Data about app and page elements:
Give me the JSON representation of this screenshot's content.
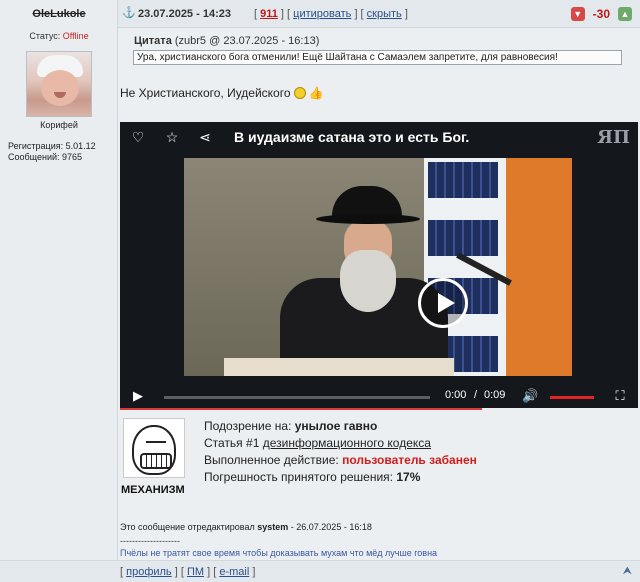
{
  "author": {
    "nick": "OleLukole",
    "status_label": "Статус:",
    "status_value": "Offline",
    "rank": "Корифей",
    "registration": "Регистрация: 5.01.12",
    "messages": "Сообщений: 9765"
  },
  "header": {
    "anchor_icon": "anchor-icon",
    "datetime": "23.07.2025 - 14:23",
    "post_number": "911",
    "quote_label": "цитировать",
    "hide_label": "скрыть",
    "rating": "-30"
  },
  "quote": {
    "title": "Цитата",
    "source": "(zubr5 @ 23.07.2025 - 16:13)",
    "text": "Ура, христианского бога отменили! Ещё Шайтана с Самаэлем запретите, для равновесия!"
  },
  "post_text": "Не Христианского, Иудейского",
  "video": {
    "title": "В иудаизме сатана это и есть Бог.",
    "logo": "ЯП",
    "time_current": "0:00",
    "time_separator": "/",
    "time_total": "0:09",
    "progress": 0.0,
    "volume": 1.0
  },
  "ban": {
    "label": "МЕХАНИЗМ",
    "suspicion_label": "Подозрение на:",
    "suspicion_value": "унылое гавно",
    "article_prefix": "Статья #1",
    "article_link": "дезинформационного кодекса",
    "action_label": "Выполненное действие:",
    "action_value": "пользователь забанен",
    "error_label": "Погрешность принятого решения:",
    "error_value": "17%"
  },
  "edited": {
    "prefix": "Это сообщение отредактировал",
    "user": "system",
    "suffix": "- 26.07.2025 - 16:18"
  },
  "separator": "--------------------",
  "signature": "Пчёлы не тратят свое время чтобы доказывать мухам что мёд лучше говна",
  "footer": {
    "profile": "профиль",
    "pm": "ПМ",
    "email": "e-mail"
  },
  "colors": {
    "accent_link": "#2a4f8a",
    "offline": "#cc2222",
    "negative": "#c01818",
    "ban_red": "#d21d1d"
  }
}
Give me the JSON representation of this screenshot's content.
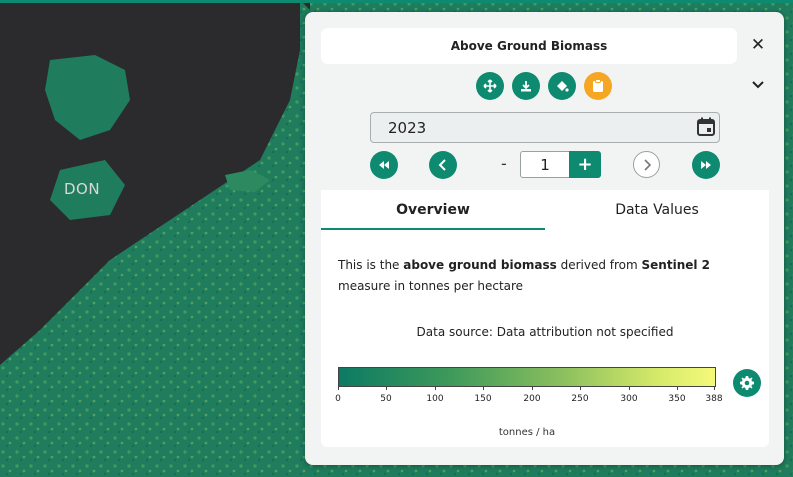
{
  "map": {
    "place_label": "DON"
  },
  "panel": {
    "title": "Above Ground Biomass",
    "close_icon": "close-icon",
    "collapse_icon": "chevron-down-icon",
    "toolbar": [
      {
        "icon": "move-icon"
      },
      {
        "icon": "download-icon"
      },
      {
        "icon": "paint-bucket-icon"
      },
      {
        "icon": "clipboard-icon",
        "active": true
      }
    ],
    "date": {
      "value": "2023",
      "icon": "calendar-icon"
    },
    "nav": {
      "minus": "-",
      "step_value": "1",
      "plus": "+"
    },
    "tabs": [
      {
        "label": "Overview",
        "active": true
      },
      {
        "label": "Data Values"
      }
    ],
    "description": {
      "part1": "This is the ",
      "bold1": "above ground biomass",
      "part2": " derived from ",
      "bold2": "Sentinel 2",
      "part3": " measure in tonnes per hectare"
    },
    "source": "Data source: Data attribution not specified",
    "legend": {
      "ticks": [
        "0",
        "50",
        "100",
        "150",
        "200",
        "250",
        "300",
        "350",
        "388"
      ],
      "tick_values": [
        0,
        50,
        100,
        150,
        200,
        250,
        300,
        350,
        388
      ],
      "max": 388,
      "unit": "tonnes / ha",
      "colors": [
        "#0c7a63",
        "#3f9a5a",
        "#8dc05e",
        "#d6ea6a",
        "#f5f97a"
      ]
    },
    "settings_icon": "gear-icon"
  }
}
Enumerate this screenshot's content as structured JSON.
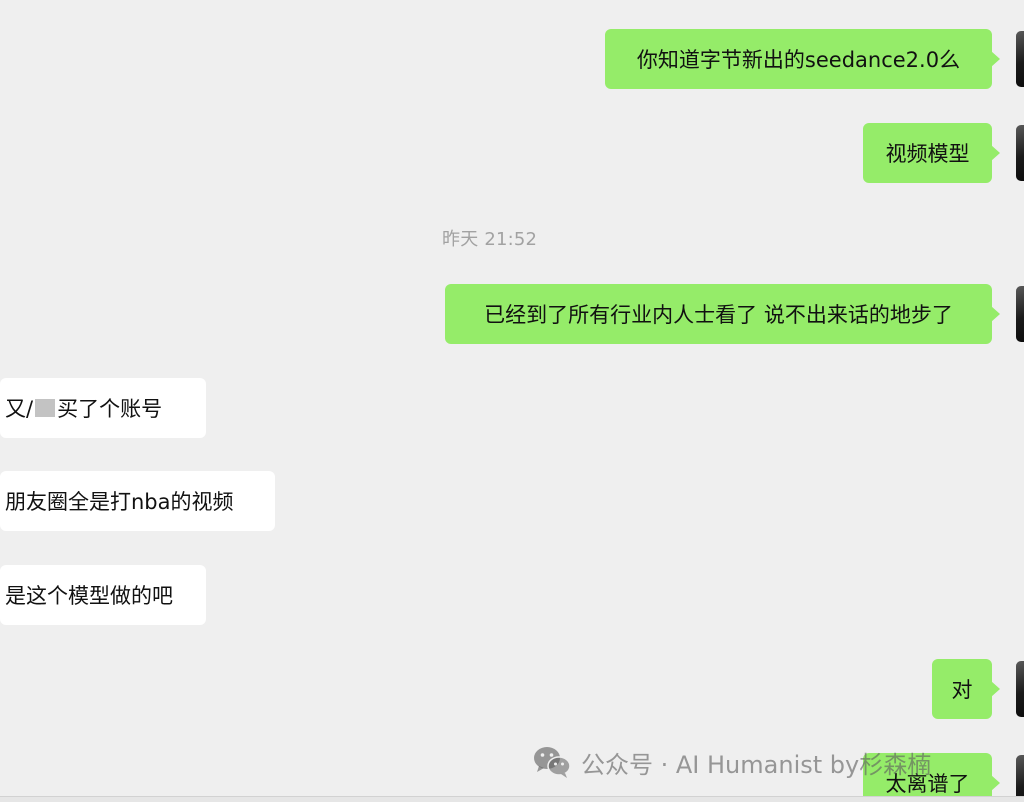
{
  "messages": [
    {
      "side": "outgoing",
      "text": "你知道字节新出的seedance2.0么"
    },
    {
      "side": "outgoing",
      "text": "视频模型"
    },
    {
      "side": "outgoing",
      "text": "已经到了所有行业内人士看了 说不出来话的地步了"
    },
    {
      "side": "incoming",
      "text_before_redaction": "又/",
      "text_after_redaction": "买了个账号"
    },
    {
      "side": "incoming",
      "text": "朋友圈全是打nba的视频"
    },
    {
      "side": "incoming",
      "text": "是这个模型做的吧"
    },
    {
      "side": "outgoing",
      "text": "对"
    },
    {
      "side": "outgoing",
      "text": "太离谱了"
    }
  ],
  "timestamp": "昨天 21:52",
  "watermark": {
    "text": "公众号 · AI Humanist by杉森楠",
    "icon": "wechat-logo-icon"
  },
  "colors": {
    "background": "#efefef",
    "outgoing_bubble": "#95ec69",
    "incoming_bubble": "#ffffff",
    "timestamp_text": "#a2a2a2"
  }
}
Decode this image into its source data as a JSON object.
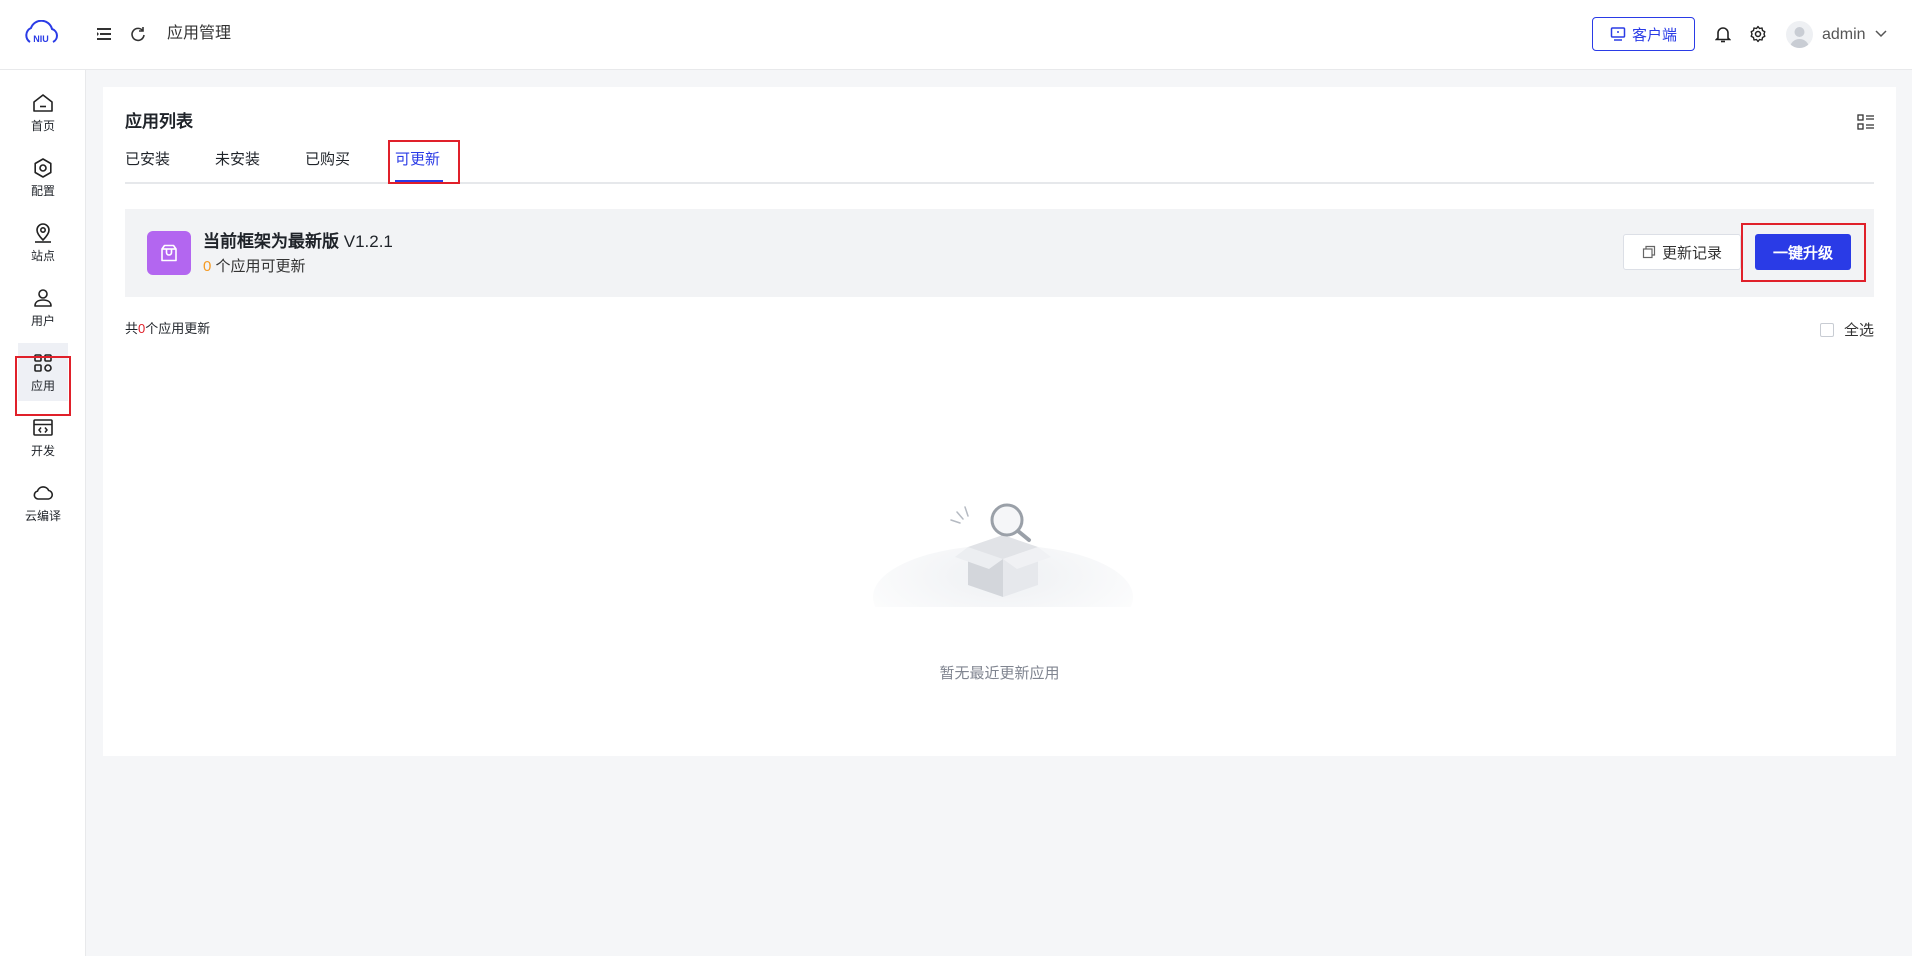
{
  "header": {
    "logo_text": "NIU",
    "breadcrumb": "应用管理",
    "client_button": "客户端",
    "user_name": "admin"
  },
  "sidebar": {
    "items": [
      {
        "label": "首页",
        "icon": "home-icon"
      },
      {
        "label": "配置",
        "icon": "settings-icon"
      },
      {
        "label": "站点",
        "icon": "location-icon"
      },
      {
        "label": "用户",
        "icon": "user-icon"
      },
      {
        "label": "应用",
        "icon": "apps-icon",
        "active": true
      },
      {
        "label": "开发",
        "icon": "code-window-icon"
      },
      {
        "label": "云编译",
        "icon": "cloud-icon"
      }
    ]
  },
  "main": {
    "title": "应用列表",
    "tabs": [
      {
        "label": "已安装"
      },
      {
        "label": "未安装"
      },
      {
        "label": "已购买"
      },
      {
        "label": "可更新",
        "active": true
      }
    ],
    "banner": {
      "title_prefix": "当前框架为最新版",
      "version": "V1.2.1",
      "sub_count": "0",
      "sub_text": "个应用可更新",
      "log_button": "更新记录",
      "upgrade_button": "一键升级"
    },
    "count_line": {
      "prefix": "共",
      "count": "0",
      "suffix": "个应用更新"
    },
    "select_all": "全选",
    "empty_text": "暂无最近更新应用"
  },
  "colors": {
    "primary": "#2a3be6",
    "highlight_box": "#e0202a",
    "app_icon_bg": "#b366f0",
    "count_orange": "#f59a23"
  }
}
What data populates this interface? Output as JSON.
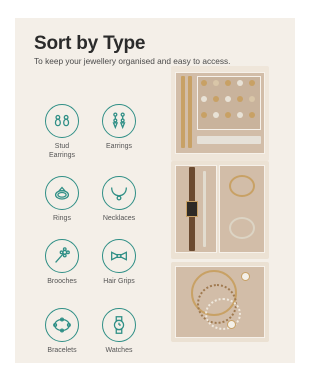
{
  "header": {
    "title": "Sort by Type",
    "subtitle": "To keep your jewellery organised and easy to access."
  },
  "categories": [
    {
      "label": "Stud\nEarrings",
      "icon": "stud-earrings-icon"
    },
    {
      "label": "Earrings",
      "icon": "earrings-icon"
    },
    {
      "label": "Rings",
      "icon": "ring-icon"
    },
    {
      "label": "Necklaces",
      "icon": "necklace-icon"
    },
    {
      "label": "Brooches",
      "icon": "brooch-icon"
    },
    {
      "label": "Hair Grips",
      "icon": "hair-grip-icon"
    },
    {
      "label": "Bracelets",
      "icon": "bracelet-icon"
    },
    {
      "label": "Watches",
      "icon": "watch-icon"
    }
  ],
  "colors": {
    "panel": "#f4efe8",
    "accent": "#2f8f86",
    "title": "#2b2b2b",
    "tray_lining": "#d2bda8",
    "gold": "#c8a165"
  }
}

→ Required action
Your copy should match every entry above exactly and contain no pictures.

→ Answer section
Give me the JSON representation of this screenshot's content.
{
  "author": {
    "nick": "OleLukole",
    "status_label": "Статус:",
    "status_value": "Offline",
    "rank": "Корифей",
    "registration": "Регистрация: 5.01.12",
    "messages": "Сообщений: 9765"
  },
  "header": {
    "anchor_icon": "anchor-icon",
    "datetime": "23.07.2025 - 14:23",
    "post_number": "911",
    "quote_label": "цитировать",
    "hide_label": "скрыть",
    "rating": "-30"
  },
  "quote": {
    "title": "Цитата",
    "source": "(zubr5 @ 23.07.2025 - 16:13)",
    "text": "Ура, христианского бога отменили! Ещё Шайтана с Самаэлем запретите, для равновесия!"
  },
  "post_text": "Не Христианского, Иудейского",
  "video": {
    "title": "В иудаизме сатана это и есть Бог.",
    "logo": "ЯП",
    "time_current": "0:00",
    "time_separator": "/",
    "time_total": "0:09",
    "progress": 0.0,
    "volume": 1.0
  },
  "ban": {
    "label": "МЕХАНИЗМ",
    "suspicion_label": "Подозрение на:",
    "suspicion_value": "унылое гавно",
    "article_prefix": "Статья #1",
    "article_link": "дезинформационного кодекса",
    "action_label": "Выполненное действие:",
    "action_value": "пользователь забанен",
    "error_label": "Погрешность принятого решения:",
    "error_value": "17%"
  },
  "edited": {
    "prefix": "Это сообщение отредактировал",
    "user": "system",
    "suffix": "- 26.07.2025 - 16:18"
  },
  "separator": "--------------------",
  "signature": "Пчёлы не тратят свое время чтобы доказывать мухам что мёд лучше говна",
  "footer": {
    "profile": "профиль",
    "pm": "ПМ",
    "email": "e-mail"
  },
  "colors": {
    "accent_link": "#2a4f8a",
    "offline": "#cc2222",
    "negative": "#c01818",
    "ban_red": "#d21d1d"
  }
}
Give me the JSON representation of this screenshot's content.
{
  "map": {
    "place_label": "DON"
  },
  "panel": {
    "title": "Above Ground Biomass",
    "close_icon": "close-icon",
    "collapse_icon": "chevron-down-icon",
    "toolbar": [
      {
        "icon": "move-icon"
      },
      {
        "icon": "download-icon"
      },
      {
        "icon": "paint-bucket-icon"
      },
      {
        "icon": "clipboard-icon",
        "active": true
      }
    ],
    "date": {
      "value": "2023",
      "icon": "calendar-icon"
    },
    "nav": {
      "minus": "-",
      "step_value": "1",
      "plus": "+"
    },
    "tabs": [
      {
        "label": "Overview",
        "active": true
      },
      {
        "label": "Data Values"
      }
    ],
    "description": {
      "part1": "This is the ",
      "bold1": "above ground biomass",
      "part2": " derived from ",
      "bold2": "Sentinel 2",
      "part3": " measure in tonnes per hectare"
    },
    "source": "Data source: Data attribution not specified",
    "legend": {
      "ticks": [
        "0",
        "50",
        "100",
        "150",
        "200",
        "250",
        "300",
        "350",
        "388"
      ],
      "tick_values": [
        0,
        50,
        100,
        150,
        200,
        250,
        300,
        350,
        388
      ],
      "max": 388,
      "unit": "tonnes / ha",
      "colors": [
        "#0c7a63",
        "#3f9a5a",
        "#8dc05e",
        "#d6ea6a",
        "#f5f97a"
      ]
    },
    "settings_icon": "gear-icon"
  }
}
Enumerate this screenshot's content as structured JSON.
{
  "messages": [
    {
      "side": "outgoing",
      "text": "你知道字节新出的seedance2.0么"
    },
    {
      "side": "outgoing",
      "text": "视频模型"
    },
    {
      "side": "outgoing",
      "text": "已经到了所有行业内人士看了 说不出来话的地步了"
    },
    {
      "side": "incoming",
      "text_before_redaction": "又/",
      "text_after_redaction": "买了个账号"
    },
    {
      "side": "incoming",
      "text": "朋友圈全是打nba的视频"
    },
    {
      "side": "incoming",
      "text": "是这个模型做的吧"
    },
    {
      "side": "outgoing",
      "text": "对"
    },
    {
      "side": "outgoing",
      "text": "太离谱了"
    }
  ],
  "timestamp": "昨天 21:52",
  "watermark": {
    "text": "公众号 · AI Humanist by杉森楠",
    "icon": "wechat-logo-icon"
  },
  "colors": {
    "background": "#efefef",
    "outgoing_bubble": "#95ec69",
    "incoming_bubble": "#ffffff",
    "timestamp_text": "#a2a2a2"
  }
}
Decode this image into its source data as a JSON object.
{
  "header": {
    "logo_text": "NIU",
    "breadcrumb": "应用管理",
    "client_button": "客户端",
    "user_name": "admin"
  },
  "sidebar": {
    "items": [
      {
        "label": "首页",
        "icon": "home-icon"
      },
      {
        "label": "配置",
        "icon": "settings-icon"
      },
      {
        "label": "站点",
        "icon": "location-icon"
      },
      {
        "label": "用户",
        "icon": "user-icon"
      },
      {
        "label": "应用",
        "icon": "apps-icon",
        "active": true
      },
      {
        "label": "开发",
        "icon": "code-window-icon"
      },
      {
        "label": "云编译",
        "icon": "cloud-icon"
      }
    ]
  },
  "main": {
    "title": "应用列表",
    "tabs": [
      {
        "label": "已安装"
      },
      {
        "label": "未安装"
      },
      {
        "label": "已购买"
      },
      {
        "label": "可更新",
        "active": true
      }
    ],
    "banner": {
      "title_prefix": "当前框架为最新版",
      "version": "V1.2.1",
      "sub_count": "0",
      "sub_text": "个应用可更新",
      "log_button": "更新记录",
      "upgrade_button": "一键升级"
    },
    "count_line": {
      "prefix": "共",
      "count": "0",
      "suffix": "个应用更新"
    },
    "select_all": "全选",
    "empty_text": "暂无最近更新应用"
  },
  "colors": {
    "primary": "#2a3be6",
    "highlight_box": "#e0202a",
    "app_icon_bg": "#b366f0",
    "count_orange": "#f59a23"
  }
}
What data populates this interface? Output as JSON.
{
  "header": {
    "title": "Sort by Type",
    "subtitle": "To keep your jewellery organised and easy to access."
  },
  "categories": [
    {
      "label": "Stud\nEarrings",
      "icon": "stud-earrings-icon"
    },
    {
      "label": "Earrings",
      "icon": "earrings-icon"
    },
    {
      "label": "Rings",
      "icon": "ring-icon"
    },
    {
      "label": "Necklaces",
      "icon": "necklace-icon"
    },
    {
      "label": "Brooches",
      "icon": "brooch-icon"
    },
    {
      "label": "Hair Grips",
      "icon": "hair-grip-icon"
    },
    {
      "label": "Bracelets",
      "icon": "bracelet-icon"
    },
    {
      "label": "Watches",
      "icon": "watch-icon"
    }
  ],
  "colors": {
    "panel": "#f4efe8",
    "accent": "#2f8f86",
    "title": "#2b2b2b",
    "tray_lining": "#d2bda8",
    "gold": "#c8a165"
  }
}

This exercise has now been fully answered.